"""

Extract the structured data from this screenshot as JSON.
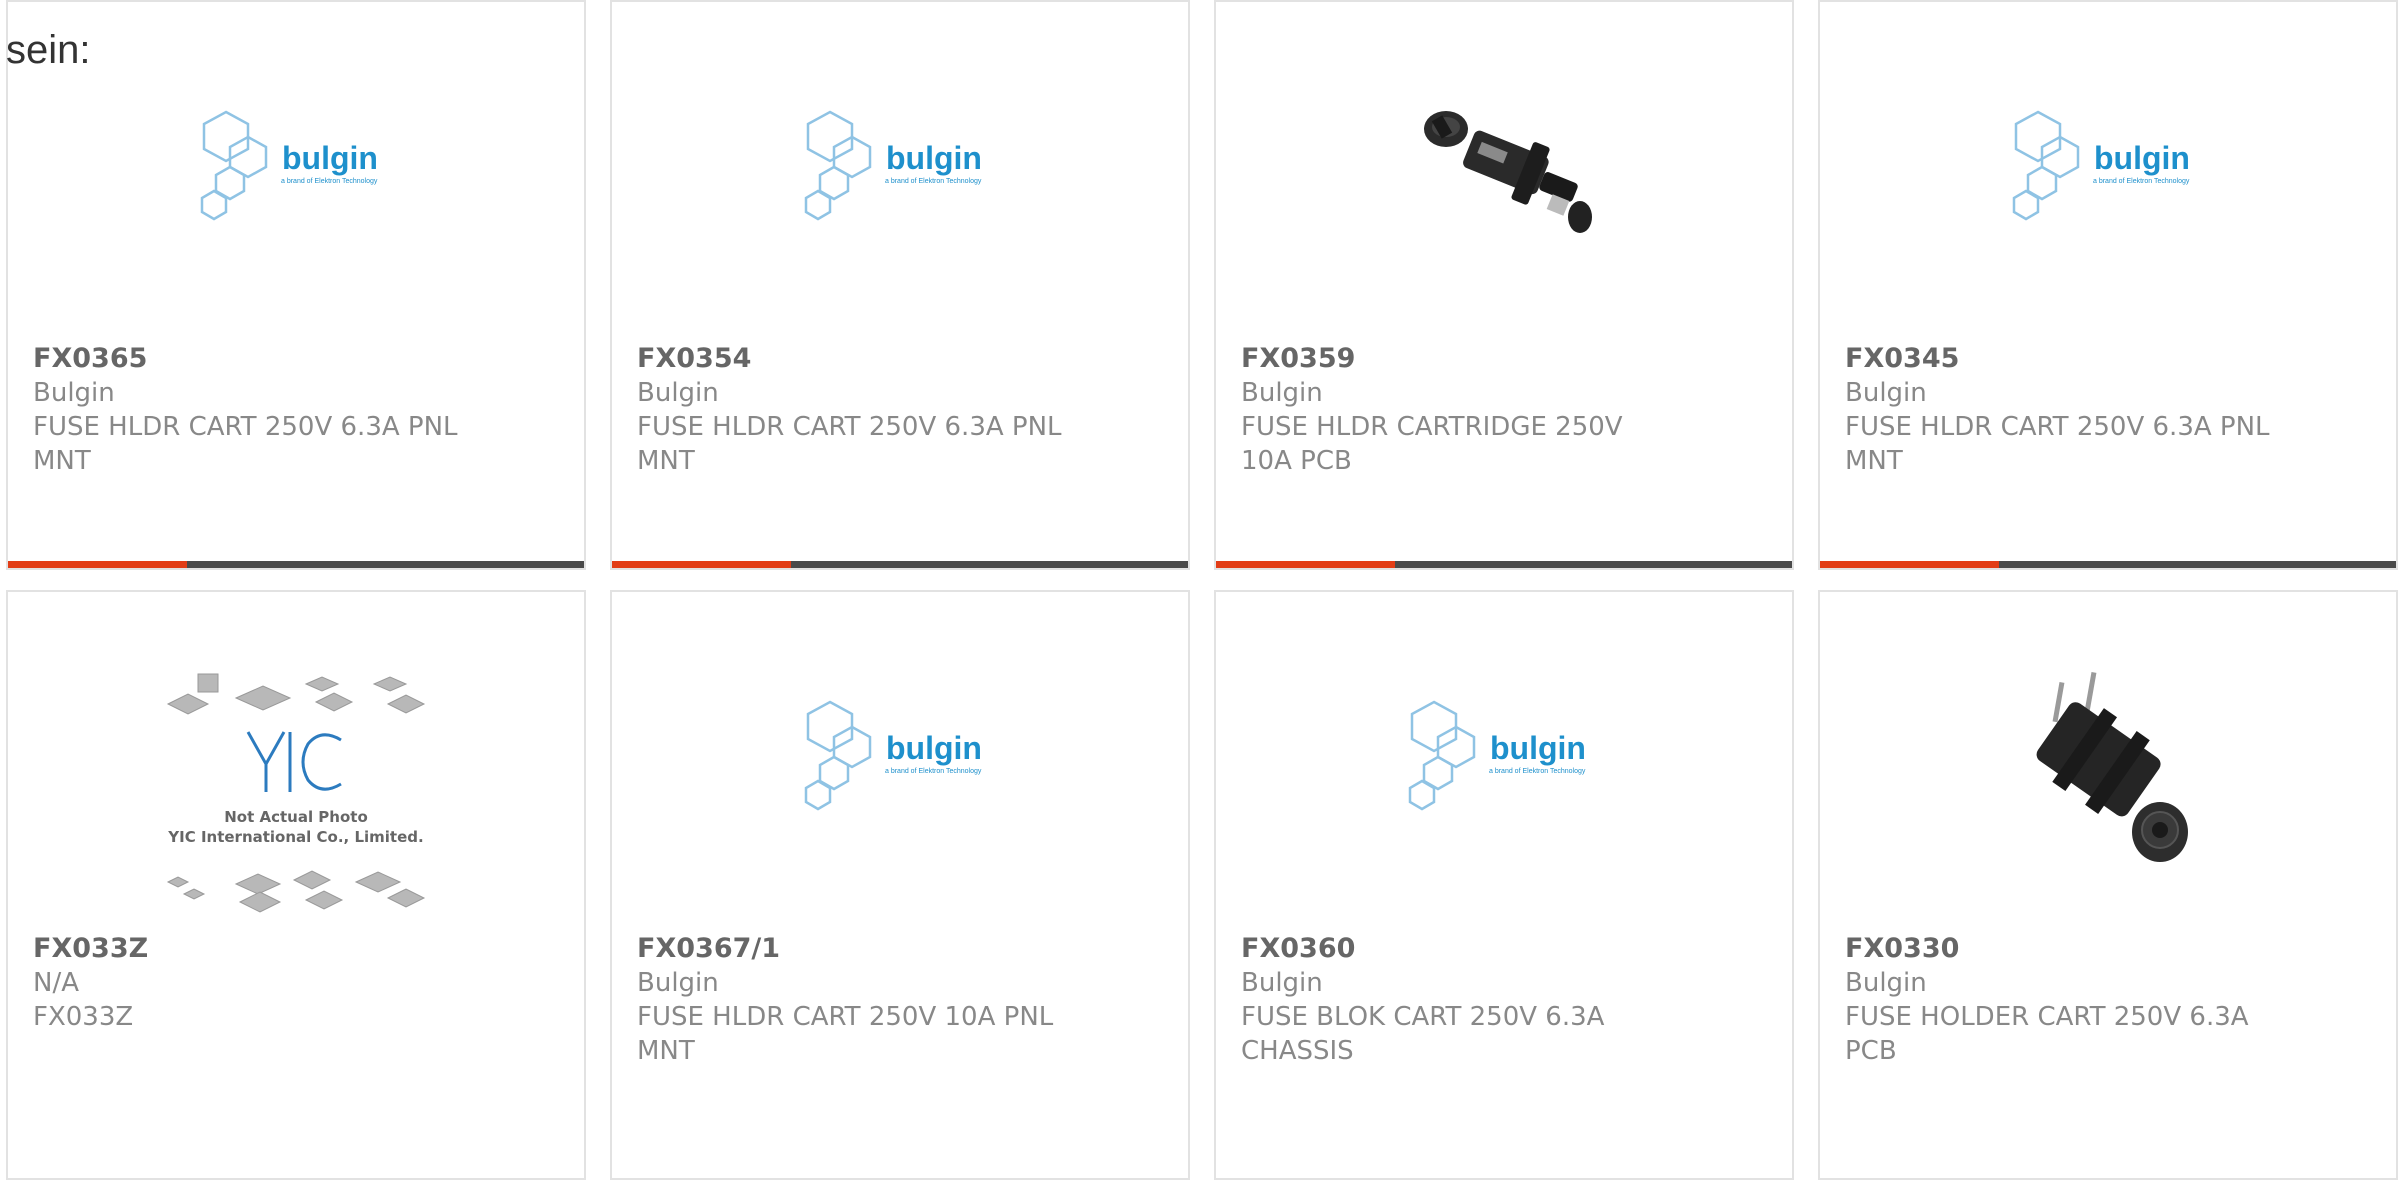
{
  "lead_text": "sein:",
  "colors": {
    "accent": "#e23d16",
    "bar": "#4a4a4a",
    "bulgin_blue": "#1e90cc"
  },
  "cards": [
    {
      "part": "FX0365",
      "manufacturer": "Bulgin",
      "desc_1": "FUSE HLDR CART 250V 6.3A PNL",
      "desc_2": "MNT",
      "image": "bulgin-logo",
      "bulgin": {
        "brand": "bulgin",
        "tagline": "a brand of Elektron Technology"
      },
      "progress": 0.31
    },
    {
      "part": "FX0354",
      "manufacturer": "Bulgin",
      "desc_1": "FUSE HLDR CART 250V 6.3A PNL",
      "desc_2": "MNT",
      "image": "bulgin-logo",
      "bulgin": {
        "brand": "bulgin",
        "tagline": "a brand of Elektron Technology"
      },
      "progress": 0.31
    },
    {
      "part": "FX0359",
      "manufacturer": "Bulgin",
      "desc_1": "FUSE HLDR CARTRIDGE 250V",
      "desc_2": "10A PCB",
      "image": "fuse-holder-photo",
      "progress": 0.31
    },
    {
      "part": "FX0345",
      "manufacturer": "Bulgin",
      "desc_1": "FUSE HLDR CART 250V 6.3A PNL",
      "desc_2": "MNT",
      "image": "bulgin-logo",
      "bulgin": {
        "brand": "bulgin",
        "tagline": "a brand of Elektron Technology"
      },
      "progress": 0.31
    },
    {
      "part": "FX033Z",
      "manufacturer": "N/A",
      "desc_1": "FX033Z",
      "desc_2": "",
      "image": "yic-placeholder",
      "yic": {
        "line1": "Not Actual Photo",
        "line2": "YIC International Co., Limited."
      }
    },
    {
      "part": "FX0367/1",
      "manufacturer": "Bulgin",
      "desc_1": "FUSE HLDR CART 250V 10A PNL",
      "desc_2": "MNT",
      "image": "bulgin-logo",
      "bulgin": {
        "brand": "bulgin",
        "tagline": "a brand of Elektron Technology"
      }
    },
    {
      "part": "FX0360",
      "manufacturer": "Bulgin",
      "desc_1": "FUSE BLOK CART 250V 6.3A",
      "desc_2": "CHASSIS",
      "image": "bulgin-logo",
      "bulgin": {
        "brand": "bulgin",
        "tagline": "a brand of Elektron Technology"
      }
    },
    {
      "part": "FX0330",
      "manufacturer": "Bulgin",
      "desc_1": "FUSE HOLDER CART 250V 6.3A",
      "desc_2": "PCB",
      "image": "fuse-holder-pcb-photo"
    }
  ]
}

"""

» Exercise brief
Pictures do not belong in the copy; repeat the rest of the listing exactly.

» Response box
Extract the structured data from this screenshot as JSON.
{
  "lead_text": "sein:",
  "colors": {
    "accent": "#e23d16",
    "bar": "#4a4a4a",
    "bulgin_blue": "#1e90cc"
  },
  "cards": [
    {
      "part": "FX0365",
      "manufacturer": "Bulgin",
      "desc_1": "FUSE HLDR CART 250V 6.3A PNL",
      "desc_2": "MNT",
      "image": "bulgin-logo",
      "bulgin": {
        "brand": "bulgin",
        "tagline": "a brand of Elektron Technology"
      },
      "progress": 0.31
    },
    {
      "part": "FX0354",
      "manufacturer": "Bulgin",
      "desc_1": "FUSE HLDR CART 250V 6.3A PNL",
      "desc_2": "MNT",
      "image": "bulgin-logo",
      "bulgin": {
        "brand": "bulgin",
        "tagline": "a brand of Elektron Technology"
      },
      "progress": 0.31
    },
    {
      "part": "FX0359",
      "manufacturer": "Bulgin",
      "desc_1": "FUSE HLDR CARTRIDGE 250V",
      "desc_2": "10A PCB",
      "image": "fuse-holder-photo",
      "progress": 0.31
    },
    {
      "part": "FX0345",
      "manufacturer": "Bulgin",
      "desc_1": "FUSE HLDR CART 250V 6.3A PNL",
      "desc_2": "MNT",
      "image": "bulgin-logo",
      "bulgin": {
        "brand": "bulgin",
        "tagline": "a brand of Elektron Technology"
      },
      "progress": 0.31
    },
    {
      "part": "FX033Z",
      "manufacturer": "N/A",
      "desc_1": "FX033Z",
      "desc_2": "",
      "image": "yic-placeholder",
      "yic": {
        "line1": "Not Actual Photo",
        "line2": "YIC International Co., Limited."
      }
    },
    {
      "part": "FX0367/1",
      "manufacturer": "Bulgin",
      "desc_1": "FUSE HLDR CART 250V 10A PNL",
      "desc_2": "MNT",
      "image": "bulgin-logo",
      "bulgin": {
        "brand": "bulgin",
        "tagline": "a brand of Elektron Technology"
      }
    },
    {
      "part": "FX0360",
      "manufacturer": "Bulgin",
      "desc_1": "FUSE BLOK CART 250V 6.3A",
      "desc_2": "CHASSIS",
      "image": "bulgin-logo",
      "bulgin": {
        "brand": "bulgin",
        "tagline": "a brand of Elektron Technology"
      }
    },
    {
      "part": "FX0330",
      "manufacturer": "Bulgin",
      "desc_1": "FUSE HOLDER CART 250V 6.3A",
      "desc_2": "PCB",
      "image": "fuse-holder-pcb-photo"
    }
  ]
}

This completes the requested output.